- What the task asks:
The lines you return must be all those in the data that hold the string "description".

[Data excerpts]

:::::

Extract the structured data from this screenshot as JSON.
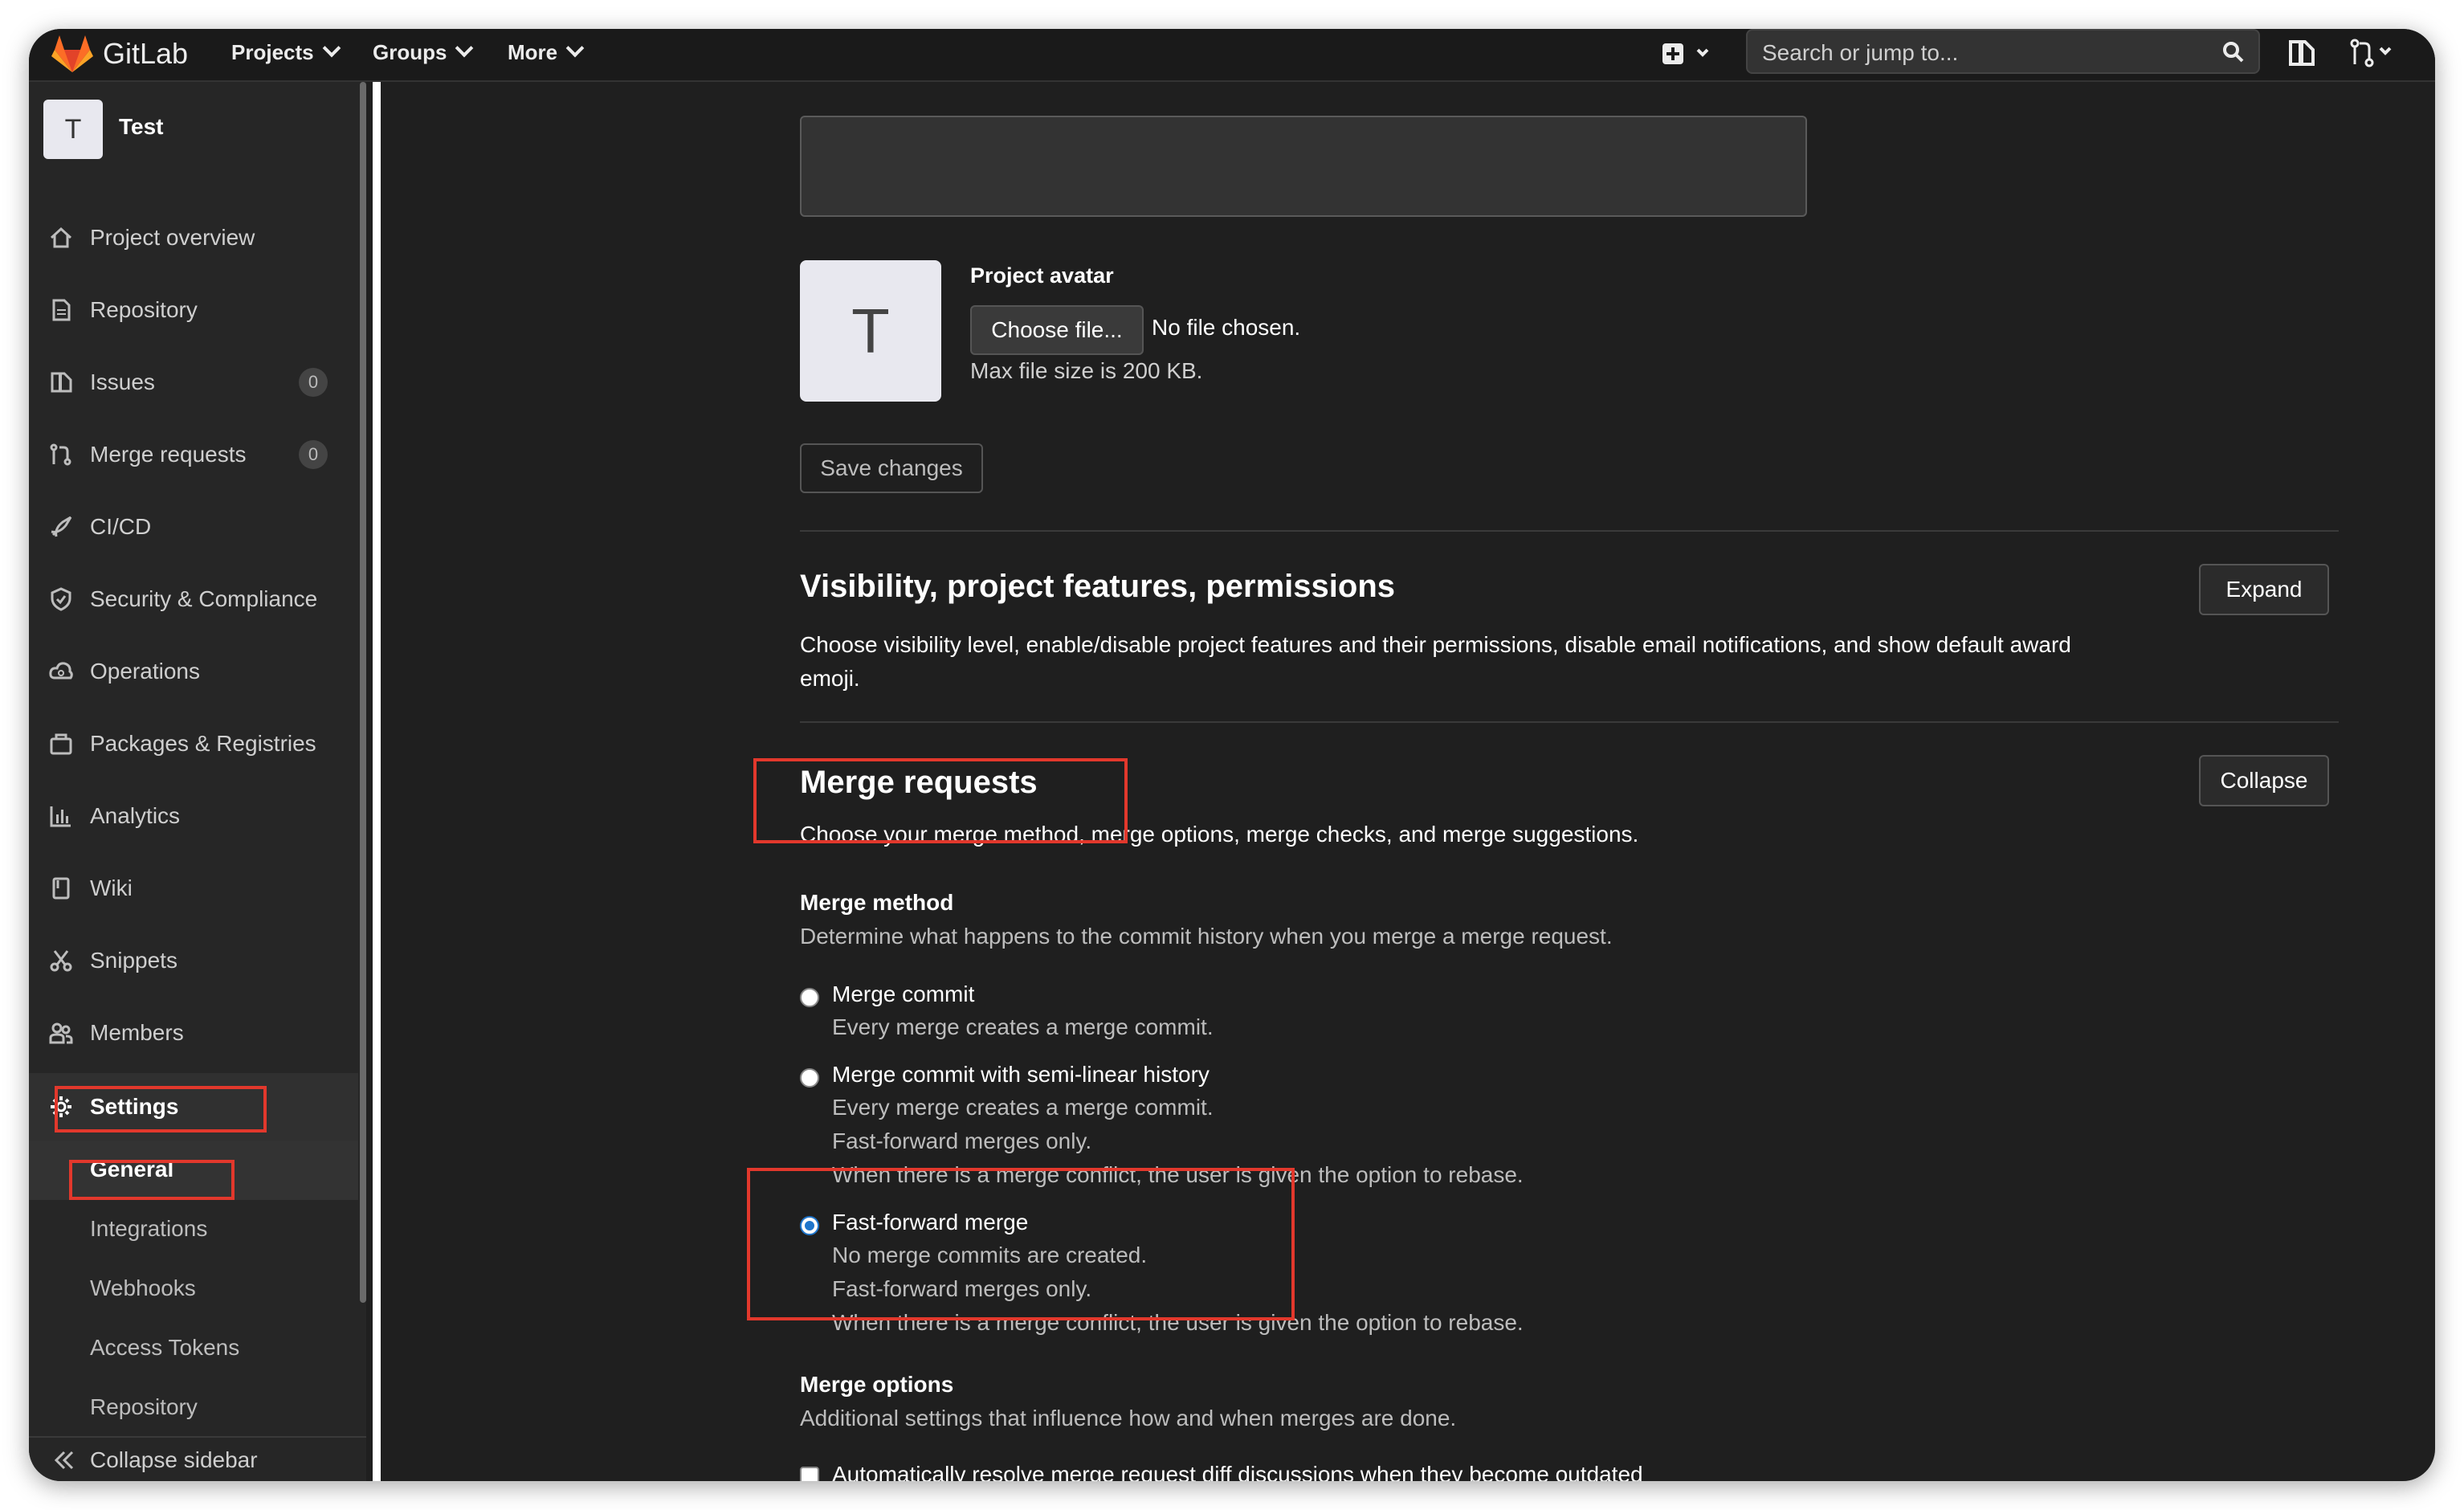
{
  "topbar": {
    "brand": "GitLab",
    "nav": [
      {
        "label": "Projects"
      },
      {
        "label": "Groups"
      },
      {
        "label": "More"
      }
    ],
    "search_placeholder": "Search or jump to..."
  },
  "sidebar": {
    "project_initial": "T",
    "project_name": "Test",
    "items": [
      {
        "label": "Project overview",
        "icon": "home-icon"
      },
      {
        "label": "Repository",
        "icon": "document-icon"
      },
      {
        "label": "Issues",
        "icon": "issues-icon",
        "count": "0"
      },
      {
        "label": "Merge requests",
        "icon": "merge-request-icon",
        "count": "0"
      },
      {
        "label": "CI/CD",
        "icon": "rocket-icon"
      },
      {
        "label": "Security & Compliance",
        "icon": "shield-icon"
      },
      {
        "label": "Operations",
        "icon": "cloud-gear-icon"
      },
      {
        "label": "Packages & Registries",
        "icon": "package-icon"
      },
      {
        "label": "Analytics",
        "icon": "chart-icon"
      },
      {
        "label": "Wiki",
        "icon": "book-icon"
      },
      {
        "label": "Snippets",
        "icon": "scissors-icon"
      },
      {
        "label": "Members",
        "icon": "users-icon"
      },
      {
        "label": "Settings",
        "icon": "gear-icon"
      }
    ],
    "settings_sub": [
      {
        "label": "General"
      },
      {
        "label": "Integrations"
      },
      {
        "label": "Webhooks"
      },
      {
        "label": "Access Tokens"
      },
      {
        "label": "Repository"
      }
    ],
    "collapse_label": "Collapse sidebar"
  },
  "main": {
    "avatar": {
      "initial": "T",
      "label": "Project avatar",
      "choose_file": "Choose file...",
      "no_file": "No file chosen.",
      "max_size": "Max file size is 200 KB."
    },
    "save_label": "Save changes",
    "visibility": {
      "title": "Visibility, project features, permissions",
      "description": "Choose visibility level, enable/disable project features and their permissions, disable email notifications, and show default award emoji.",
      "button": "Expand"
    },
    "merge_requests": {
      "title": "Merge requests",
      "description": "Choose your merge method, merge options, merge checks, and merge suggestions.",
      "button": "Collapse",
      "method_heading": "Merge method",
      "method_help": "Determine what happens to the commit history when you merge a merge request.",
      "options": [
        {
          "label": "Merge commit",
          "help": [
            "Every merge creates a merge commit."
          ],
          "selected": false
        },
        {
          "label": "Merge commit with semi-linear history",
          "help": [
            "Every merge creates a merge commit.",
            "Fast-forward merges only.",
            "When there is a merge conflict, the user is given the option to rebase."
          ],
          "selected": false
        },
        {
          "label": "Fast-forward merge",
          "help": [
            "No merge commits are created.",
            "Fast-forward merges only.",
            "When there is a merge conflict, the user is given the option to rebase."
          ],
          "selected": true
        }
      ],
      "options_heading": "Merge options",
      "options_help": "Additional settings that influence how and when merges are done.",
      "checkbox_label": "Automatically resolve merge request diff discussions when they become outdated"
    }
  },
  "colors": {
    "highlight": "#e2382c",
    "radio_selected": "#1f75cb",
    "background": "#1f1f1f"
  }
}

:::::

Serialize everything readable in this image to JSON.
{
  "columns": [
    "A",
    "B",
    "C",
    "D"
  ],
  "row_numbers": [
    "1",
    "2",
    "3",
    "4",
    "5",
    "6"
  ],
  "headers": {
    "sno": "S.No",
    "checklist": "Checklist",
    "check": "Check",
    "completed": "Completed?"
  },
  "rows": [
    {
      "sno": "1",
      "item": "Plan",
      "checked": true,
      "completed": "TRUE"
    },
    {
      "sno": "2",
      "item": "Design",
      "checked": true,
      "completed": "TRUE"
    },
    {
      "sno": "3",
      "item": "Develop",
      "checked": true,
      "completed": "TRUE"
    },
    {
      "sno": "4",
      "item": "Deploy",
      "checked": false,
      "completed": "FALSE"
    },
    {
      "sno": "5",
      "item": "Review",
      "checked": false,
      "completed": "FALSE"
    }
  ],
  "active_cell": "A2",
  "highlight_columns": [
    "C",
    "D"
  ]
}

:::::

- Completed task:
      "description": "Choose visibility level, enable/disable project features and their permissions, disable email notifications, and show default award emoji.",
      "description": "Choose your merge method, merge options, merge checks, and merge suggestions.",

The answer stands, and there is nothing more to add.